ASSIGNMENT> Select from the records below every line that has the word "text" in it.

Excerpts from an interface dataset
[Start of Attachment]

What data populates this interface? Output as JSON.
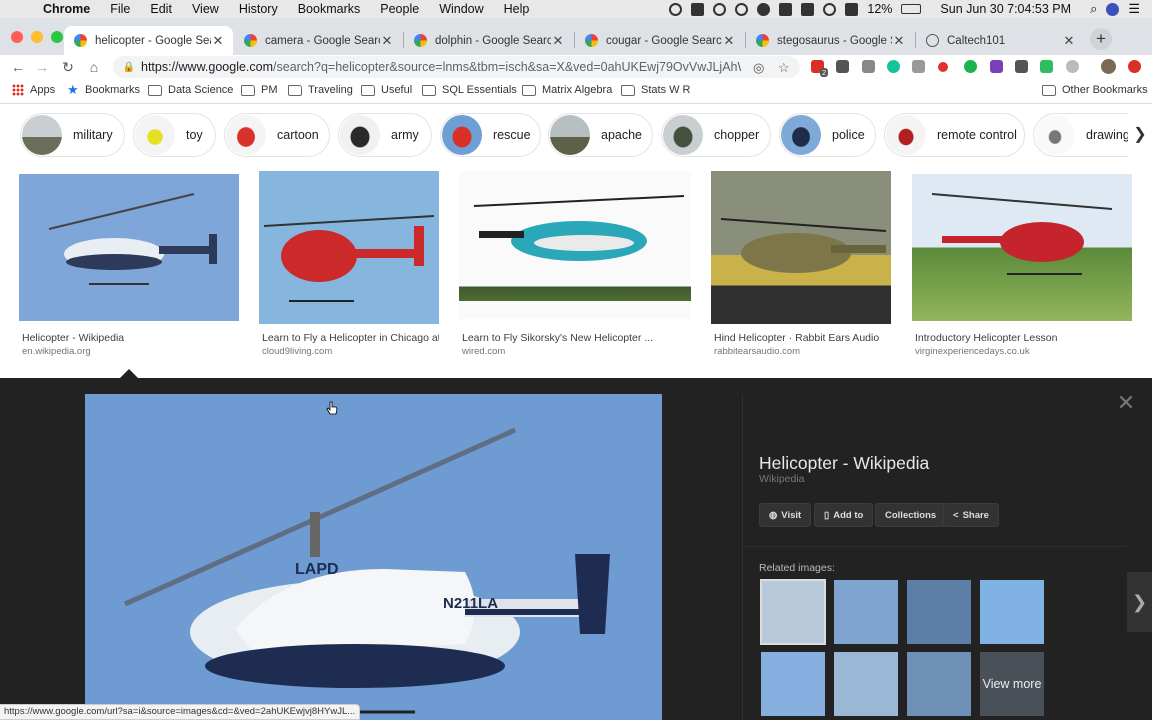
{
  "menubar": {
    "app": "Chrome",
    "items": [
      "File",
      "Edit",
      "View",
      "History",
      "Bookmarks",
      "People",
      "Window",
      "Help"
    ],
    "battery": "12%",
    "clock": "Sun Jun 30  7:04:53 PM"
  },
  "tabs": [
    {
      "label": "helicopter - Google Search",
      "active": true,
      "icon": "google-icon"
    },
    {
      "label": "camera - Google Search",
      "active": false,
      "icon": "google-icon"
    },
    {
      "label": "dolphin - Google Search",
      "active": false,
      "icon": "google-icon"
    },
    {
      "label": "cougar - Google Search",
      "active": false,
      "icon": "google-icon"
    },
    {
      "label": "stegosaurus - Google Search",
      "active": false,
      "icon": "google-icon"
    },
    {
      "label": "Caltech101",
      "active": false,
      "icon": "globe-icon"
    }
  ],
  "toolbar": {
    "url_host": "https://www.google.com",
    "url_rest": "/search?q=helicopter&source=lnms&tbm=isch&sa=X&ved=0ahUKEwj79OvVwJLjAhWG...",
    "extension_badge": "2"
  },
  "bookmarks": {
    "items": [
      "Apps",
      "Bookmarks",
      "Data Science",
      "PM",
      "Traveling",
      "Useful",
      "SQL Essentials",
      "Matrix Algebra",
      "Stats W R"
    ],
    "other": "Other Bookmarks"
  },
  "chips": [
    "military",
    "toy",
    "cartoon",
    "army",
    "rescue",
    "apache",
    "chopper",
    "police",
    "remote control",
    "drawing"
  ],
  "results": [
    {
      "caption": "Helicopter - Wikipedia",
      "source": "en.wikipedia.org"
    },
    {
      "caption": "Learn to Fly a Helicopter in Chicago at...",
      "source": "cloud9living.com"
    },
    {
      "caption": "Learn to Fly Sikorsky's New Helicopter ...",
      "source": "wired.com"
    },
    {
      "caption": "Hind Helicopter · Rabbit Ears Audio",
      "source": "rabbitearsaudio.com"
    },
    {
      "caption": "Introductory Helicopter Lesson",
      "source": "virginexperiencedays.co.uk"
    }
  ],
  "preview": {
    "title": "Helicopter - Wikipedia",
    "subtitle": "Wikipedia",
    "buttons": {
      "visit": "Visit",
      "add_to": "Add to",
      "collections": "Collections",
      "share": "Share"
    },
    "related_label": "Related images:",
    "view_more": "View more",
    "tail_number": "N211LA",
    "lapd": "LAPD"
  },
  "status_url": "https://www.google.com/url?sa=i&source=images&cd=&ved=2ahUKEwjvj8HYwJL..."
}
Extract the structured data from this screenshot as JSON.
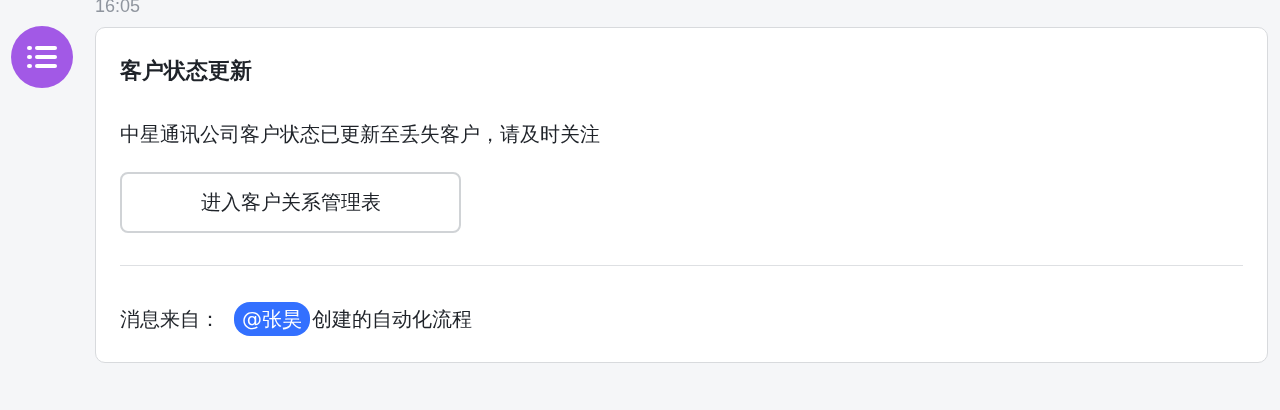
{
  "message": {
    "time": "16:05",
    "card": {
      "title": "客户状态更新",
      "body": "中星通讯公司客户状态已更新至丢失客户，请及时关注",
      "button": "进入客户关系管理表",
      "footer": {
        "label": "消息来自：",
        "mention": "@张昊",
        "suffix": "创建的自动化流程"
      }
    }
  }
}
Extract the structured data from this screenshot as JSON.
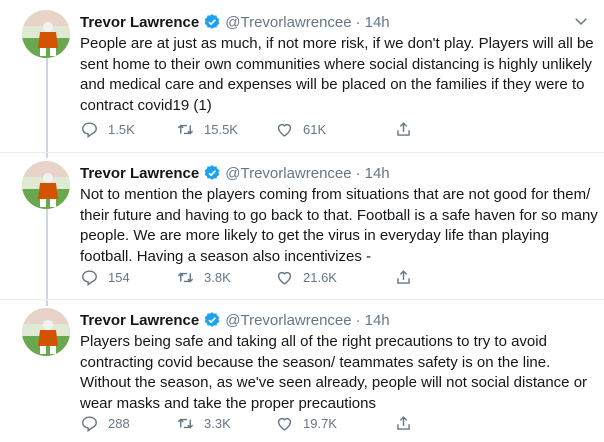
{
  "colors": {
    "secondary": "#657786",
    "verified": "#1da1f2",
    "divider": "#e6ecf0",
    "thread_line": "#ccd6dd"
  },
  "tweets": [
    {
      "name": "Trevor Lawrence",
      "handle": "@Trevorlawrencee",
      "time": "14h",
      "text": "People are at just as much, if not more risk, if we don't play. Players will all be sent home to their own communities where social distancing is highly unlikely and medical care and expenses will be placed on the families if they were to contract covid19 (1)",
      "replies": "1.5K",
      "retweets": "15.5K",
      "likes": "61K"
    },
    {
      "name": "Trevor Lawrence",
      "handle": "@Trevorlawrencee",
      "time": "14h",
      "text": "Not to mention the players coming from situations that are not good for them/ their future and having to go back to that. Football is a safe haven for so many people. We are more likely to get the virus in everyday life than playing football. Having a season also incentivizes -",
      "replies": "154",
      "retweets": "3.8K",
      "likes": "21.6K"
    },
    {
      "name": "Trevor Lawrence",
      "handle": "@Trevorlawrencee",
      "time": "14h",
      "text": "Players being safe and taking all of the right precautions to try to avoid contracting covid because the season/ teammates safety is on the line. Without the season, as we've seen already, people will not social distance or wear masks and take the proper precautions",
      "replies": "288",
      "retweets": "3.3K",
      "likes": "19.7K"
    }
  ],
  "icons": {
    "verified": "verified-badge-icon",
    "more": "chevron-down-icon",
    "reply": "reply-icon",
    "retweet": "retweet-icon",
    "like": "heart-icon",
    "share": "share-icon"
  }
}
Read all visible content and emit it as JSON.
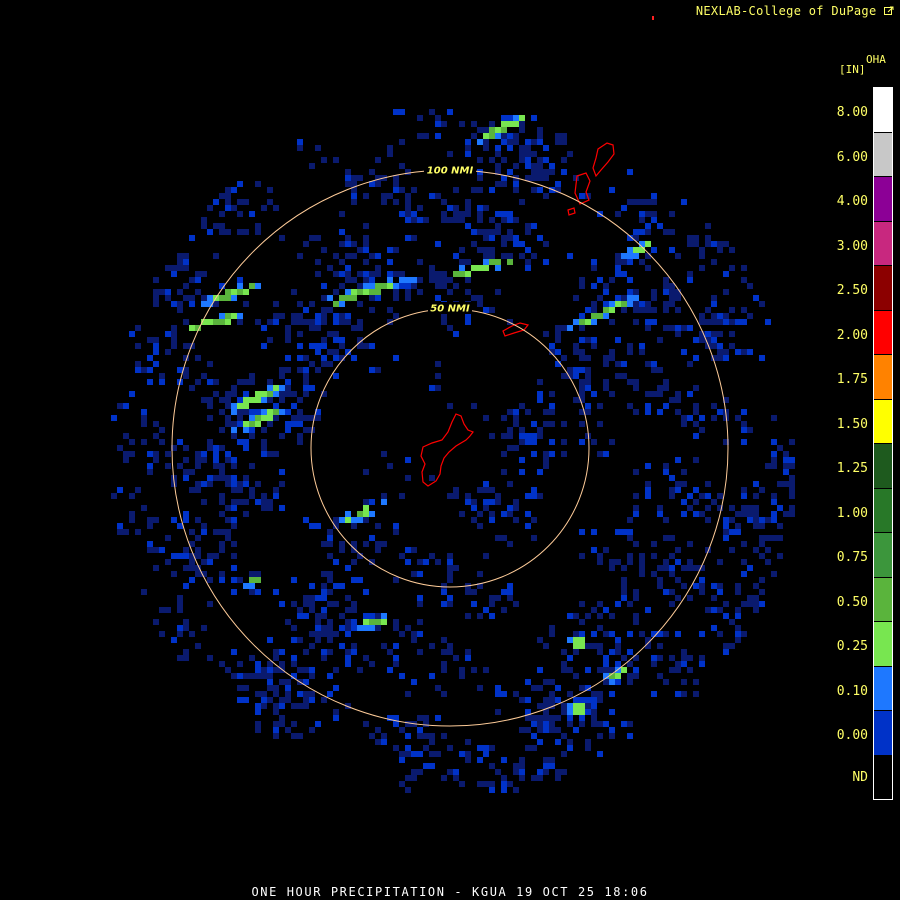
{
  "credit": "NEXLAB-College of DuPage",
  "credit_icon": "external-link-icon",
  "product_code": "OHA",
  "units": "[IN]",
  "caption": "ONE HOUR PRECIPITATION - KGUA 19 OCT 25 18:06",
  "range_rings": [
    {
      "label": "100 NMI",
      "distance_nmi": 100
    },
    {
      "label": "50 NMI",
      "distance_nmi": 50
    }
  ],
  "colors": {
    "ring": "#ffcc99",
    "coastline": "#ff0000",
    "label": "#ffff66"
  },
  "legend": [
    {
      "label": "8.00",
      "color": "#ffffff"
    },
    {
      "label": "6.00",
      "color": "#c8c8c8"
    },
    {
      "label": "4.00",
      "color": "#8c0096"
    },
    {
      "label": "3.00",
      "color": "#c8287f"
    },
    {
      "label": "2.50",
      "color": "#8c0000"
    },
    {
      "label": "2.00",
      "color": "#ff0000"
    },
    {
      "label": "1.75",
      "color": "#ff8200"
    },
    {
      "label": "1.50",
      "color": "#ffff00"
    },
    {
      "label": "1.25",
      "color": "#1e5a1e"
    },
    {
      "label": "1.00",
      "color": "#287828"
    },
    {
      "label": "0.75",
      "color": "#3c963c"
    },
    {
      "label": "0.50",
      "color": "#5ab43c"
    },
    {
      "label": "0.25",
      "color": "#78e650"
    },
    {
      "label": "0.10",
      "color": "#1e78ff"
    },
    {
      "label": "0.00",
      "color": "#0032c8"
    },
    {
      "label": "ND",
      "color": "#000000"
    }
  ]
}
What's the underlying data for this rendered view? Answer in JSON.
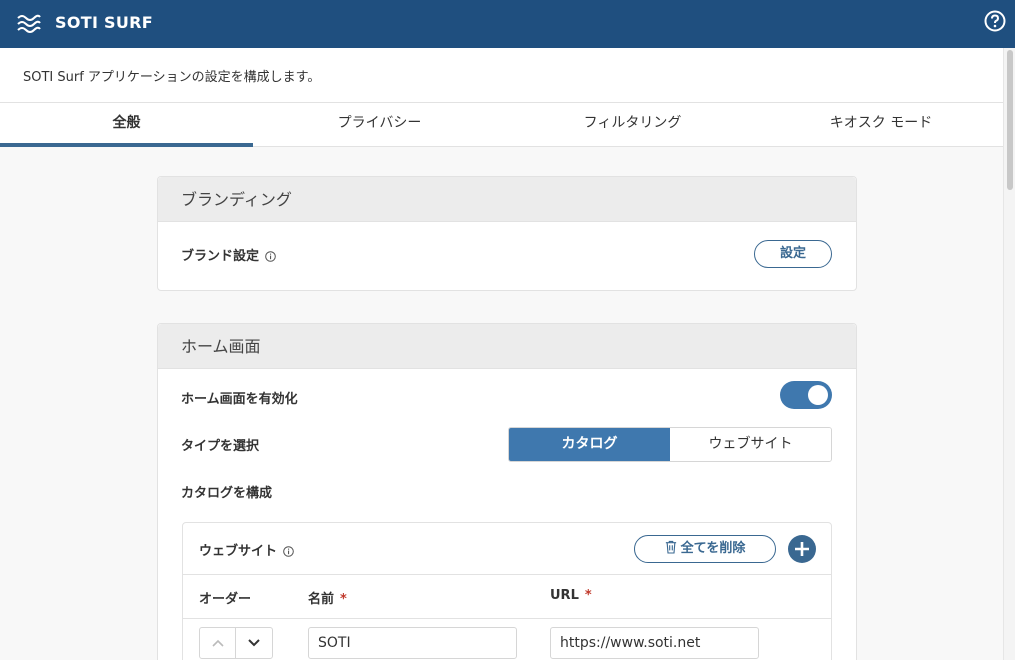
{
  "header": {
    "app_title": "SOTI SURF",
    "logo_icon": "waves-icon",
    "help_icon": "help-circle-icon"
  },
  "description": "SOTI Surf アプリケーションの設定を構成します。",
  "tabs": [
    {
      "label": "全般",
      "active": true
    },
    {
      "label": "プライバシー",
      "active": false
    },
    {
      "label": "フィルタリング",
      "active": false
    },
    {
      "label": "キオスク モード",
      "active": false
    }
  ],
  "branding": {
    "title": "ブランディング",
    "brand_setting_label": "ブランド設定",
    "configure_button": "設定"
  },
  "home_screen": {
    "title": "ホーム画面",
    "enable_label": "ホーム画面を有効化",
    "enabled": true,
    "type_label": "タイプを選択",
    "type_options": [
      "カタログ",
      "ウェブサイト"
    ],
    "type_selected": "カタログ",
    "configure_catalog_label": "カタログを構成",
    "websites": {
      "title": "ウェブサイト",
      "delete_all_button": "全てを削除",
      "columns": {
        "order": "オーダー",
        "name": "名前",
        "url": "URL",
        "required_mark": "*"
      },
      "rows": [
        {
          "name": "SOTI",
          "url": "https://www.soti.net"
        }
      ]
    }
  },
  "colors": {
    "header_bg": "#1f4f7f",
    "accent": "#3a6891",
    "toggle_on": "#3f78ae",
    "required": "#c0392b"
  }
}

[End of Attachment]

ANSWER TO THE PROBLEM>
      "text": "People are at just as much, if not more risk, if we don't play. Players will all be sent home to their own communities where social distancing is highly unlikely and medical care and expenses will be placed on the families if they were to contract covid19 (1)",
      "text": "Not to mention the players coming from situations that are not good for them/ their future and having to go back to that. Football is a safe haven for so many people. We are more likely to get the virus in everyday life than playing football. Having a season also incentivizes -",
      "text": "Players being safe and taking all of the right precautions to try to avoid contracting covid because the season/ teammates safety is on the line. Without the season, as we've seen already, people will not social distance or wear masks and take the proper precautions",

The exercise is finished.